** Opening Input records block **
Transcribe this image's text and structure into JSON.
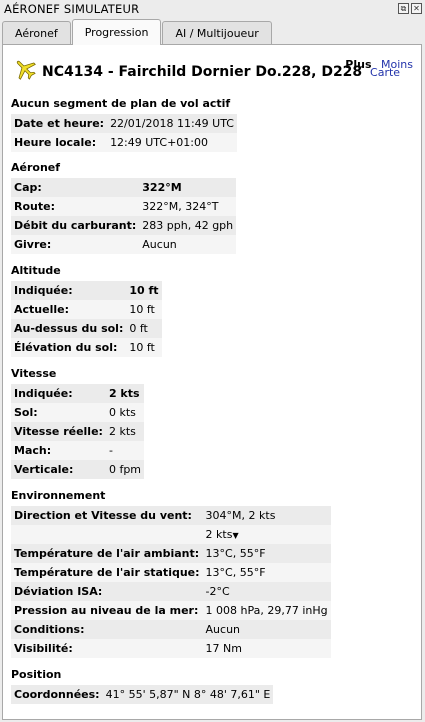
{
  "window": {
    "title": "AÉRONEF SIMULATEUR"
  },
  "tabs": [
    {
      "label": "Aéronef"
    },
    {
      "label": "Progression"
    },
    {
      "label": "AI / Multijoueur"
    }
  ],
  "header": {
    "aircraft": "NC4134 - Fairchild Dornier Do.228, D228",
    "carte_link": "Carte",
    "plus": "Plus",
    "moins": "Moins"
  },
  "flightplan": {
    "heading": "Aucun segment de plan de vol actif",
    "rows": [
      {
        "k": "Date et heure:",
        "v": "22/01/2018 11:49 UTC"
      },
      {
        "k": "Heure locale:",
        "v": "12:49 UTC+01:00"
      }
    ]
  },
  "aeronef": {
    "heading": "Aéronef",
    "rows": [
      {
        "k": "Cap:",
        "v": "322°M"
      },
      {
        "k": "Route:",
        "v": "322°M, 324°T"
      },
      {
        "k": "Débit du carburant:",
        "v": "283 pph, 42 gph"
      },
      {
        "k": "Givre:",
        "v": "Aucun"
      }
    ]
  },
  "altitude": {
    "heading": "Altitude",
    "rows": [
      {
        "k": "Indiquée:",
        "v": "10 ft"
      },
      {
        "k": "Actuelle:",
        "v": "10 ft"
      },
      {
        "k": "Au-dessus du sol:",
        "v": "0 ft"
      },
      {
        "k": "Élévation du sol:",
        "v": "10 ft"
      }
    ]
  },
  "vitesse": {
    "heading": "Vitesse",
    "rows": [
      {
        "k": "Indiquée:",
        "v": "2 kts"
      },
      {
        "k": "Sol:",
        "v": "0 kts"
      },
      {
        "k": "Vitesse réelle:",
        "v": "2 kts"
      },
      {
        "k": "Mach:",
        "v": "-"
      },
      {
        "k": "Verticale:",
        "v": "0 fpm"
      }
    ]
  },
  "environnement": {
    "heading": "Environnement",
    "rows": [
      {
        "k": "Direction et Vitesse du vent:",
        "v": "304°M, 2 kts"
      },
      {
        "k": "",
        "v": "2 kts"
      },
      {
        "k": "Température de l'air ambiant:",
        "v": "13°C, 55°F"
      },
      {
        "k": "Température de l'air statique:",
        "v": "13°C, 55°F"
      },
      {
        "k": "Déviation ISA:",
        "v": "-2°C"
      },
      {
        "k": "Pression au niveau de la mer:",
        "v": "1 008 hPa, 29,77 inHg"
      },
      {
        "k": "Conditions:",
        "v": "Aucun"
      },
      {
        "k": "Visibilité:",
        "v": "17 Nm"
      }
    ]
  },
  "position": {
    "heading": "Position",
    "rows": [
      {
        "k": "Coordonnées:",
        "v": "41° 55' 5,87\" N 8° 48' 7,61\" E"
      }
    ]
  }
}
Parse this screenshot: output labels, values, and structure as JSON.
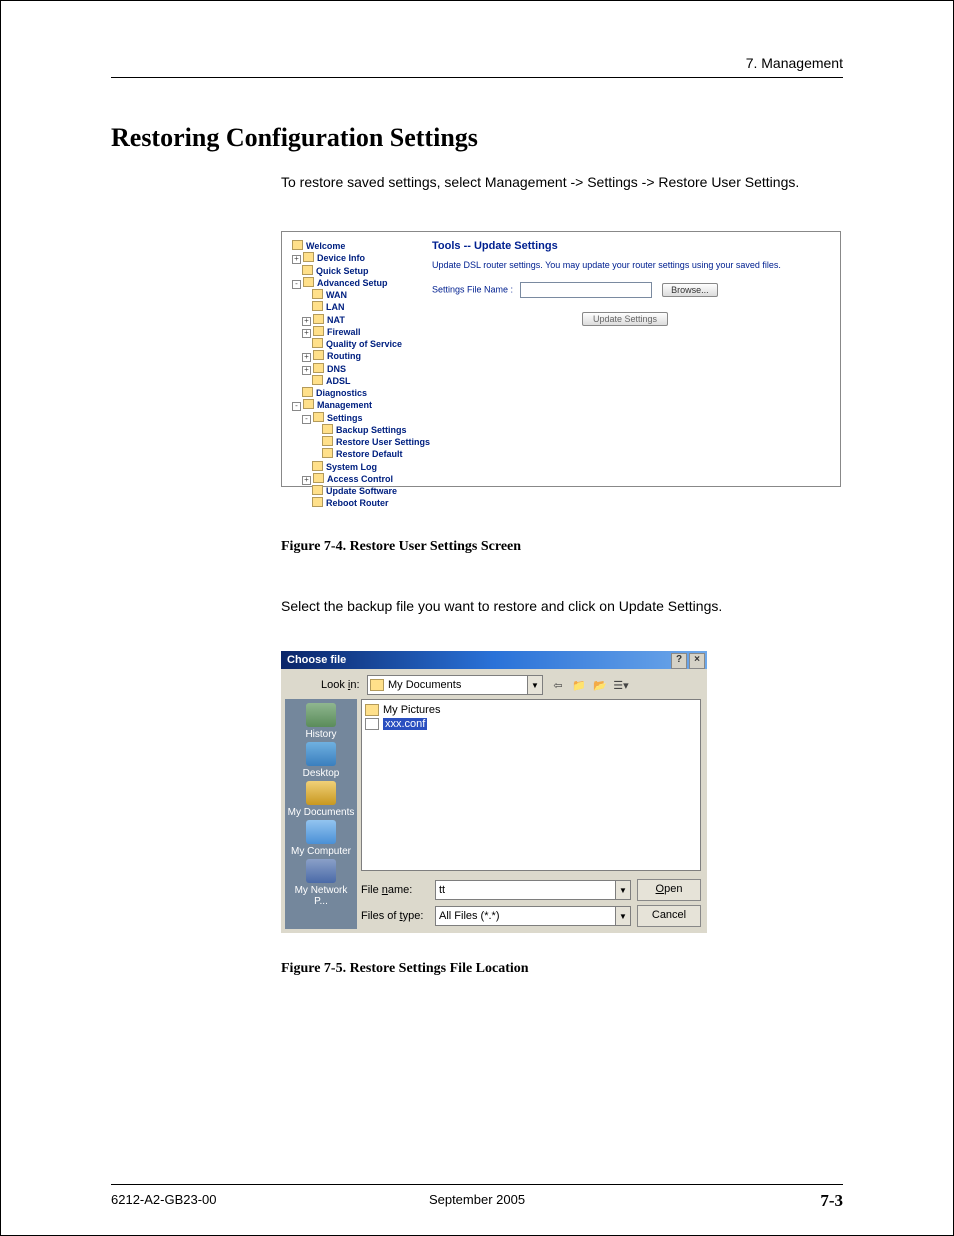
{
  "header": "7. Management",
  "h1": "Restoring Configuration Settings",
  "intro": "To restore saved settings, select Management -> Settings -> Restore User Settings.",
  "figure1": {
    "panel_title": "Tools -- Update Settings",
    "panel_desc": "Update DSL router settings. You may update your router settings using your saved files.",
    "file_label": "Settings File Name :",
    "browse": "Browse...",
    "update": "Update Settings",
    "caption": "Figure 7-4.    Restore User Settings Screen",
    "tree": {
      "welcome": "Welcome",
      "device_info": "Device Info",
      "quick_setup": "Quick Setup",
      "advanced_setup": "Advanced Setup",
      "wan": "WAN",
      "lan": "LAN",
      "nat": "NAT",
      "firewall": "Firewall",
      "qos": "Quality of Service",
      "routing": "Routing",
      "dns": "DNS",
      "adsl": "ADSL",
      "diagnostics": "Diagnostics",
      "management": "Management",
      "settings": "Settings",
      "backup": "Backup Settings",
      "restore_user": "Restore User Settings",
      "restore_default": "Restore Default",
      "system_log": "System Log",
      "access_control": "Access Control",
      "update_software": "Update Software",
      "reboot": "Reboot Router"
    }
  },
  "select_text": "Select the backup file you want to restore and click on Update Settings.",
  "figure2": {
    "title": "Choose file",
    "help_btn": "?",
    "close_btn": "×",
    "lookin_label": "Look in:",
    "lookin_value": "My Documents",
    "places": {
      "history": "History",
      "desktop": "Desktop",
      "mydocs": "My Documents",
      "mycomp": "My Computer",
      "mynet": "My Network P..."
    },
    "file_list": {
      "item1": "My Pictures",
      "item2": "xxx.conf"
    },
    "filename_label": "File name:",
    "filename_value": "tt",
    "filetype_label": "Files of type:",
    "filetype_value": "All Files (*.*)",
    "open": "Open",
    "cancel": "Cancel",
    "caption": "Figure 7-5.    Restore Settings File Location"
  },
  "footer": {
    "left": "6212-A2-GB23-00",
    "center": "September 2005",
    "right": "7-3"
  }
}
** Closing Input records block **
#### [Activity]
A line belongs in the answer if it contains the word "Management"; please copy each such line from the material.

#### [Response to this task]
  "header": "7. Management",
  "intro": "To restore saved settings, select Management -> Settings -> Restore User Settings.",
      "management": "Management",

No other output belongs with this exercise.